Green Sea Turtle, Chelonia mydas:

Green - CERN Redlist

Eastern Pacific Ocean, Mexico – 96% to 98% reduction

Southeast Asia, Indonesia (Berau Islands) – 96% reductionGreen Sea Turtle North Wall

Southeast Asia, Malaysia (Sarawak) – 94% to 99% reduction

Southeast Asia, Peninsular Malaysia – 88% to 92% reduction

Western Atlantic Ocean, Venezuela (Aves Is.) – 98% reduction

Mediterranean Sea, Turkey – 93% reduction

Eastern Indian Ocean, Myanmar – 89% to 90% reduction

Northern Indian Ocean, PRD Yemen (Sharma) – 74% to 80% reduction

Eastern Indian Ocean, Indonesia (West Java) – 96% reduction

Hawksbill Sea Turtle, Eretmochelys imbricata:

Hawksbill CERN Redlist

The Hawksbill has decreased an estimated 85+% over the last 100 years from over 70,000 turtles to roughly 10,000 animals today.

Indian Ocean, Madagascar – 90% reductionHawksbill and Soft Coral

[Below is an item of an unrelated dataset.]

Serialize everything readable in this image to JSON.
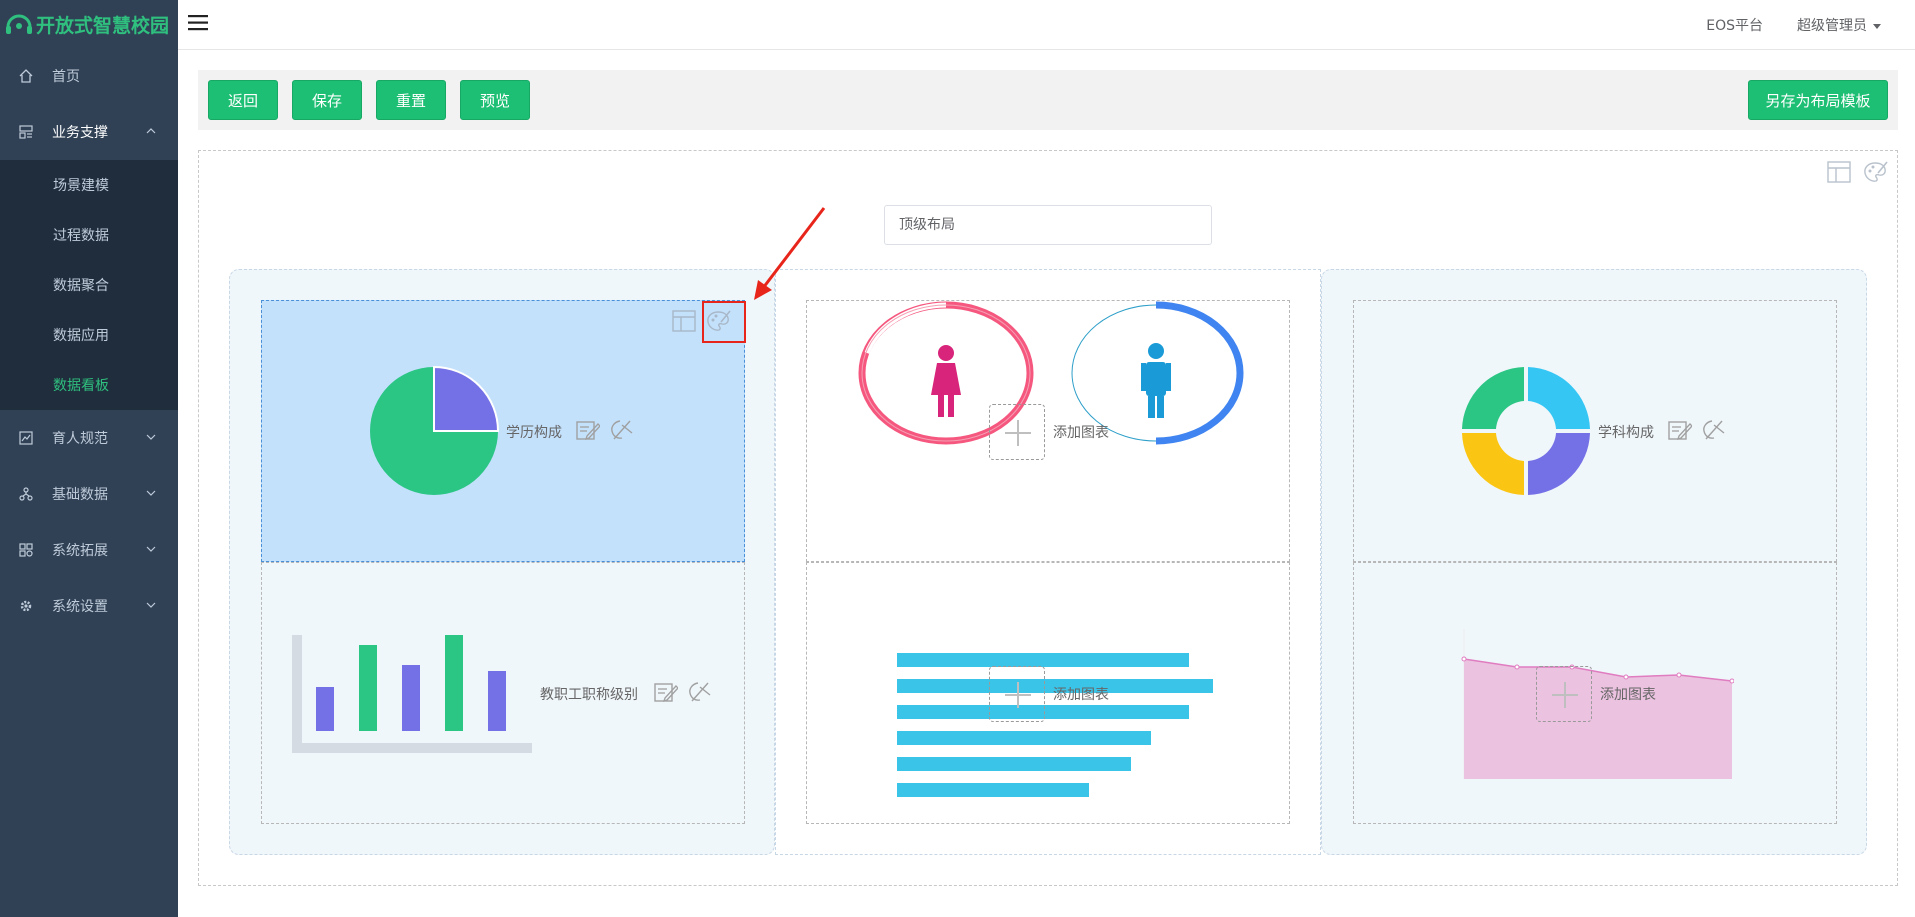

Indian Ocean, Egypt – 99% reduction

Indian Ocean, Maldives – 96% reduction

Pacific Ocean, Milman Island 46% reduction

Pacific Ocean, Indonesia 93% reduction

Atlantic Ocean, Bahamas 96% reduction

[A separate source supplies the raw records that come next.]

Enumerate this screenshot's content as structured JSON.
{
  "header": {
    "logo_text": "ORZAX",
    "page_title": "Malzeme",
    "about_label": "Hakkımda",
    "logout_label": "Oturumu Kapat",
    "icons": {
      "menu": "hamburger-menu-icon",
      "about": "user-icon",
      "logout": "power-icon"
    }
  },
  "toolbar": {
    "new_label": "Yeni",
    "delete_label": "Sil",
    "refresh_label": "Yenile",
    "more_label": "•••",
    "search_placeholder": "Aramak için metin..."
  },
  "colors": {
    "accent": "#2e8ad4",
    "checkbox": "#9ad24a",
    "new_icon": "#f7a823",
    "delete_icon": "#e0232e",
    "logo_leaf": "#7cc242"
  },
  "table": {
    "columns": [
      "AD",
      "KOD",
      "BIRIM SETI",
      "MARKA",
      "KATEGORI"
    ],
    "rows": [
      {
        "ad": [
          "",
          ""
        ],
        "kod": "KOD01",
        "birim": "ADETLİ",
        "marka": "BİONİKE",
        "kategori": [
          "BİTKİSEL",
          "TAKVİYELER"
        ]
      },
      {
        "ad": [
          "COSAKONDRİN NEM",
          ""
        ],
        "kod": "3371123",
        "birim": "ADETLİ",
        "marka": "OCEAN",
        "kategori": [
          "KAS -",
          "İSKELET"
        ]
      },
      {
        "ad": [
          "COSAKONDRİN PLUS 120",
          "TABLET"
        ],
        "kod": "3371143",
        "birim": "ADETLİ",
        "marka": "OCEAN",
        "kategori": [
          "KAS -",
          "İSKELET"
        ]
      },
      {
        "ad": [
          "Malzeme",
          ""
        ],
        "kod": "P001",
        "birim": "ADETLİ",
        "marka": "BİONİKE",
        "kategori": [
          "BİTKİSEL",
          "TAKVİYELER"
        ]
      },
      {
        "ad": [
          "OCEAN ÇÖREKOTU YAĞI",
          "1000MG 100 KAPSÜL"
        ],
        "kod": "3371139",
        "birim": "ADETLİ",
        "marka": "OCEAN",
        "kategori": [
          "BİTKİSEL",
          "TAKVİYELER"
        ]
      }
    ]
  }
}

Atlantic Ocean, Nicaragua 97% reduction

Atlantic Ocean, Brazil 80% reduction

Atlantic Ocean, Panama 95% reduction

 

 Loggerhead, Caretta caretta

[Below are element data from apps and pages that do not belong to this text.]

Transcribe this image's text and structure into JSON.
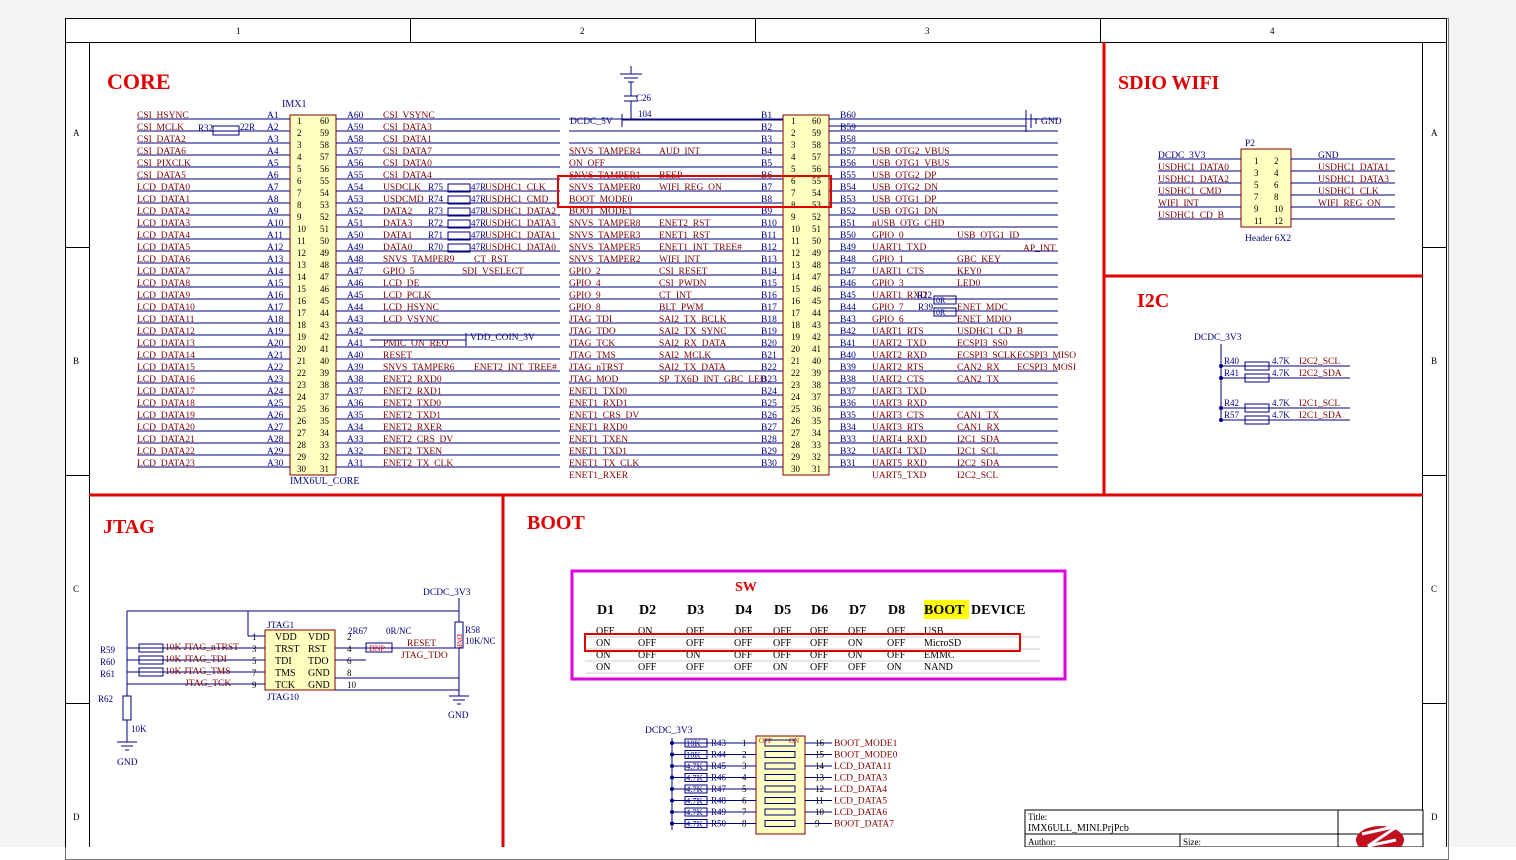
{
  "colors": {
    "wire": "#000080",
    "netlabel": "#800000",
    "section": "#e00000",
    "highlight_box": "#e00000",
    "boot_box": "#e000e0",
    "boot_hl": "#ffff00",
    "component_fill": "#ffffc0",
    "border": "#000000"
  },
  "border": {
    "columns": [
      "1",
      "2",
      "3",
      "4"
    ],
    "rows": [
      "A",
      "B",
      "C",
      "D"
    ]
  },
  "sections": {
    "core": "CORE",
    "sdio_wifi": "SDIO WIFI",
    "i2c": "I2C",
    "jtag": "JTAG",
    "boot": "BOOT"
  },
  "imx1": {
    "ref": "IMX1",
    "name": "IMX6UL_CORE",
    "left_nets": [
      "CSI_HSYNC",
      "CSI_MCLK",
      "CSI_DATA2",
      "CSI_DATA6",
      "CSI_PIXCLK",
      "CSI_DATA5",
      "LCD_DATA0",
      "LCD_DATA1",
      "LCD_DATA2",
      "LCD_DATA3",
      "LCD_DATA4",
      "LCD_DATA5",
      "LCD_DATA6",
      "LCD_DATA7",
      "LCD_DATA8",
      "LCD_DATA9",
      "LCD_DATA10",
      "LCD_DATA11",
      "LCD_DATA12",
      "LCD_DATA13",
      "LCD_DATA14",
      "LCD_DATA15",
      "LCD_DATA16",
      "LCD_DATA17",
      "LCD_DATA18",
      "LCD_DATA19",
      "LCD_DATA20",
      "LCD_DATA21",
      "LCD_DATA22",
      "LCD_DATA23"
    ],
    "a_pins": [
      "A1",
      "A2",
      "A3",
      "A4",
      "A5",
      "A6",
      "A7",
      "A8",
      "A9",
      "A10",
      "A11",
      "A12",
      "A13",
      "A14",
      "A15",
      "A16",
      "A17",
      "A18",
      "A19",
      "A20",
      "A21",
      "A22",
      "A23",
      "A24",
      "A25",
      "A26",
      "A27",
      "A28",
      "A29",
      "A30"
    ],
    "a_pins_r": [
      "A60",
      "A59",
      "A58",
      "A57",
      "A56",
      "A55",
      "A54",
      "A53",
      "A52",
      "A51",
      "A50",
      "A49",
      "A48",
      "A47",
      "A46",
      "A45",
      "A44",
      "A43",
      "A42",
      "A41",
      "A40",
      "A39",
      "A38",
      "A37",
      "A36",
      "A35",
      "A34",
      "A33",
      "A32",
      "A31"
    ],
    "right_nets": [
      "CSI_VSYNC",
      "CSI_DATA3",
      "CSI_DATA1",
      "CSI_DATA7",
      "CSI_DATA0",
      "CSI_DATA4",
      "USDCLK",
      "USDCMD",
      "DATA2",
      "DATA3",
      "DATA1",
      "DATA0",
      "SNVS_TAMPER9",
      "GPIO_5",
      "LCD_DE",
      "LCD_PCLK",
      "LCD_HSYNC",
      "LCD_VSYNC",
      "",
      "PMIC_ON_REQ",
      "RESET",
      "SNVS_TAMPER6",
      "ENET2_RXD0",
      "ENET2_RXD1",
      "ENET2_TXD0",
      "ENET2_TXD1",
      "ENET2_RXER",
      "ENET2_CRS_DV",
      "ENET2_TXEN",
      "ENET2_TX_CLK"
    ],
    "r32": "R32",
    "r32_val": "22R",
    "sd_res": [
      "R75",
      "R74",
      "R73",
      "R72",
      "R71",
      "R70"
    ],
    "sd_nets": [
      "USDHC1_CLK",
      "USDHC1_CMD",
      "USDHC1_DATA2",
      "USDHC1_DATA3",
      "USDHC1_DATA1",
      "USDHC1_DATA0"
    ],
    "sd_val": "47R",
    "ct_rst": "CT_RST",
    "sdi_vselect": "SDI_VSELECT",
    "vdd_coin": "VDD_COIN_3V",
    "enet2_int": "ENET2_INT_TREE#"
  },
  "b_conn": {
    "c26": "C26",
    "c26_val": "104",
    "dcdc": "DCDC_5V",
    "gnd": "GND",
    "left_nets": [
      "",
      "SNVS_TAMPER4",
      "ON_OFF",
      "SNVS_TAMPER1",
      "SNVS_TAMPER0",
      "BOOT_MODE0",
      "BOOT_MODE1",
      "SNVS_TAMPER8",
      "SNVS_TAMPER3",
      "SNVS_TAMPER5",
      "SNVS_TAMPER2",
      "GPIO_2",
      "GPIO_4",
      "GPIO_9",
      "GPIO_8",
      "JTAG_TDI",
      "JTAG_TDO",
      "JTAG_TCK",
      "JTAG_TMS",
      "JTAG_nTRST",
      "JTAG_MOD",
      "ENET1_TXD0",
      "ENET1_RXD1",
      "ENET1_CRS_DV",
      "ENET1_RXD0",
      "ENET1_TXEN",
      "ENET1_TXD1",
      "ENET1_TX_CLK",
      "ENET1_RXER"
    ],
    "mid_nets": [
      "",
      "AUD_INT",
      "",
      "BEEP",
      "WIFI_REG_ON",
      "",
      "",
      "ENET2_RST",
      "ENET1_RST",
      "ENET1_INT_TREE#",
      "WIFI_INT",
      "CSI_RESET",
      "CSI_PWDN",
      "CT_INT",
      "BLT_PWM",
      "SAI2_TX_BCLK",
      "SAI2_TX_SYNC",
      "SAI2_RX_DATA",
      "SAI2_MCLK",
      "SAI2_TX_DATA",
      "SP_TX6D_INT_GBC_LED",
      "",
      "",
      "",
      "",
      "",
      "",
      "",
      ""
    ],
    "b_pins": [
      "B1",
      "B2",
      "B3",
      "B4",
      "B5",
      "B6",
      "B7",
      "B8",
      "B9",
      "B10",
      "B11",
      "B12",
      "B13",
      "B14",
      "B15",
      "B16",
      "B17",
      "B18",
      "B19",
      "B20",
      "B21",
      "B22",
      "B23",
      "B24",
      "B25",
      "B26",
      "B27",
      "B28",
      "B29",
      "B30"
    ],
    "b_pins_r": [
      "B60",
      "B59",
      "B58",
      "B57",
      "B56",
      "B55",
      "B54",
      "B53",
      "B52",
      "B51",
      "B50",
      "B49",
      "B48",
      "B47",
      "B46",
      "B45",
      "B44",
      "B43",
      "B42",
      "B41",
      "B40",
      "B39",
      "B38",
      "B37",
      "B36",
      "B35",
      "B34",
      "B33",
      "B32",
      "B31"
    ],
    "right_nets": [
      "",
      "",
      "USB_OTG2_VBUS",
      "USB_OTG1_VBUS",
      "USB_OTG2_DP",
      "USB_OTG2_DN",
      "USB_OTG1_DP",
      "USB_OTG1_DN",
      "nUSB_OTG_CHD",
      "GPIO_0",
      "UART1_TXD",
      "GPIO_1",
      "UART1_CTS",
      "GPIO_3",
      "UART1_RXD",
      "GPIO_7",
      "GPIO_6",
      "UART1_RTS",
      "UART2_TXD",
      "UART2_RXD",
      "UART2_RTS",
      "UART2_CTS",
      "UART3_TXD",
      "UART3_RXD",
      "UART3_CTS",
      "UART3_RTS",
      "UART4_RXD",
      "UART4_TXD",
      "UART5_RXD",
      "UART5_TXD"
    ],
    "far_nets": [
      "",
      "",
      "",
      "",
      "",
      "",
      "",
      "",
      "",
      "USB_OTG1_ID",
      "",
      "GBC_KEY",
      "KEY0",
      "LED0",
      "",
      "ENET_MDC",
      "ENET_MDIO",
      "USDHC1_CD_B",
      "ECSPI3_SS0",
      "ECSPI3_SCLK",
      "CAN2_RX",
      "CAN2_TX",
      "",
      "",
      "CAN1_TX",
      "CAN1_RX",
      "I2C1_SDA",
      "I2C1_SCL",
      "I2C2_SDA",
      "I2C2_SCL"
    ],
    "ap_int": "AP_INT",
    "ecspi_miso": "ECSPI3_MISO",
    "ecspi_mosi": "ECSPI3_MOSI",
    "r22": "R22",
    "r39": "R39",
    "zero_r": "0R"
  },
  "p2": {
    "ref": "P2",
    "name": "Header 6X2",
    "dcdc": "DCDC_3V3",
    "left_nets": [
      "DCDC_3V3",
      "USDHC1_DATA0",
      "USDHC1_DATA2",
      "USDHC1_CMD",
      "WIFI_INT",
      "USDHC1_CD_B"
    ],
    "right_nets": [
      "GND",
      "USDHC1_DATA1",
      "USDHC1_DATA3",
      "USDHC1_CLK",
      "WIFI_REG_ON",
      ""
    ],
    "left_pins": [
      "1",
      "3",
      "5",
      "7",
      "9",
      "11"
    ],
    "right_pins": [
      "2",
      "4",
      "6",
      "8",
      "10",
      "12"
    ]
  },
  "i2c": {
    "dcdc": "DCDC_3V3",
    "res": [
      "R40",
      "R41",
      "R42",
      "R57"
    ],
    "val": "4.7K",
    "nets": [
      "I2C2_SCL",
      "I2C2_SDA",
      "I2C1_SCL",
      "I2C1_SDA"
    ]
  },
  "jtag": {
    "ref": "JTAG1",
    "name": "JTAG10",
    "dcdc": "DCDC_3V3",
    "left_res": [
      "R59",
      "R60",
      "R61"
    ],
    "left_nets": [
      "10K JTAG_nTRST",
      "10K JTAG_TDI",
      "10K JTAG_TMS",
      "JTAG_TCK"
    ],
    "pins_l": [
      "1",
      "3",
      "5",
      "7",
      "9"
    ],
    "pins_r": [
      "2",
      "4",
      "6",
      "8",
      "10"
    ],
    "labels_l": [
      "VDD",
      "TRST",
      "TDI",
      "TMS",
      "TCK"
    ],
    "labels_r": [
      "VDD",
      "RST",
      "TDO",
      "GND",
      "GND"
    ],
    "r67": "2R67",
    "r67_val": "0R/NC",
    "dnp": "DNP",
    "dnp2": "DNP",
    "reset": "RESET",
    "jtag_tdo": "JTAG_TDO",
    "r58": "R58",
    "r58_val": "10K/NC",
    "r62": "R62",
    "r62_val": "10K",
    "gnd": "GND"
  },
  "boot_table": {
    "title": "SW",
    "headers": [
      "D1",
      "D2",
      "D3",
      "D4",
      "D5",
      "D6",
      "D7",
      "D8"
    ],
    "hdr_boot": "BOOT",
    "hdr_device": "DEVICE",
    "rows": [
      [
        "OFF",
        "ON",
        "OFF",
        "OFF",
        "OFF",
        "OFF",
        "OFF",
        "OFF",
        "USB"
      ],
      [
        "ON",
        "OFF",
        "OFF",
        "OFF",
        "OFF",
        "OFF",
        "ON",
        "OFF",
        "MicroSD"
      ],
      [
        "ON",
        "OFF",
        "ON",
        "OFF",
        "OFF",
        "OFF",
        "ON",
        "OFF",
        "EMMC"
      ],
      [
        "ON",
        "OFF",
        "OFF",
        "OFF",
        "ON",
        "OFF",
        "OFF",
        "ON",
        "NAND"
      ]
    ]
  },
  "sw": {
    "dcdc": "DCDC_3V3",
    "res": [
      "R43",
      "R44",
      "R45",
      "R46",
      "R47",
      "R48",
      "R49",
      "R50"
    ],
    "vals": [
      "10K",
      "10K",
      "4.7K",
      "4.7K",
      "4.7K",
      "4.7K",
      "4.7K",
      "4.7K"
    ],
    "pins_l": [
      "1",
      "2",
      "3",
      "4",
      "5",
      "6",
      "7",
      "8"
    ],
    "pins_r": [
      "16",
      "15",
      "14",
      "13",
      "12",
      "11",
      "10",
      "9"
    ],
    "nets": [
      "BOOT_MODE1",
      "BOOT_MODE0",
      "LCD_DATA11",
      "LCD_DATA3",
      "LCD_DATA4",
      "LCD_DATA5",
      "LCD_DATA6",
      "BOOT_DATA7"
    ],
    "off": "OFF",
    "on": "ON"
  },
  "titleblock": {
    "title_label": "Title:",
    "title": "IMX6ULL_MINI.PrjPcb",
    "author_label": "Author:",
    "size_label": "Size:"
  }
}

Loggerhead - CERN Redlist

 

 

 

 

Leatherback, Dermochelys coriacea

Leatherback - CERN Redlist

East Pacific Ocean, Mexico 98% reductionGreen Sea Turtle Ambient Light Mala Pier

East Pacific Ocean, Costa Rica 95% reduction

West Pacific Ocean, Malaysia 100% reduction

West Pacific Ocean, Indonesia 76% reduction

 

Green Sea Turtle Feeling Free

 

 

Because of the threats facing the Sea Turtle it is evident that these turtles face a measurable risk of extinction. The time for action is now to help preserve these wonderful creatures for future generations.  Conservation actions, such as those in islands of the Seychelles, Hawaii, Florida and other locations demonstrate that the turtle populations will increase with aggressive conservation activities, but without specific protective actions these turtles are in critical danger.

Take the pledge.  Educate yourself regarding the dangers facing Sea Turtles and commit yourself to tell at five other people. #takethepledge, #conservation, #seaturtles

Note: Endangered species information and population estimates are provided by CERN Redlist

More information on the dangers facing Sea Turtles can be found at:

World wildlife

Redlist

NOAA Fisheries

Sea Turtle Conservancy

Also visit my gallery for more Sea Turtle photographs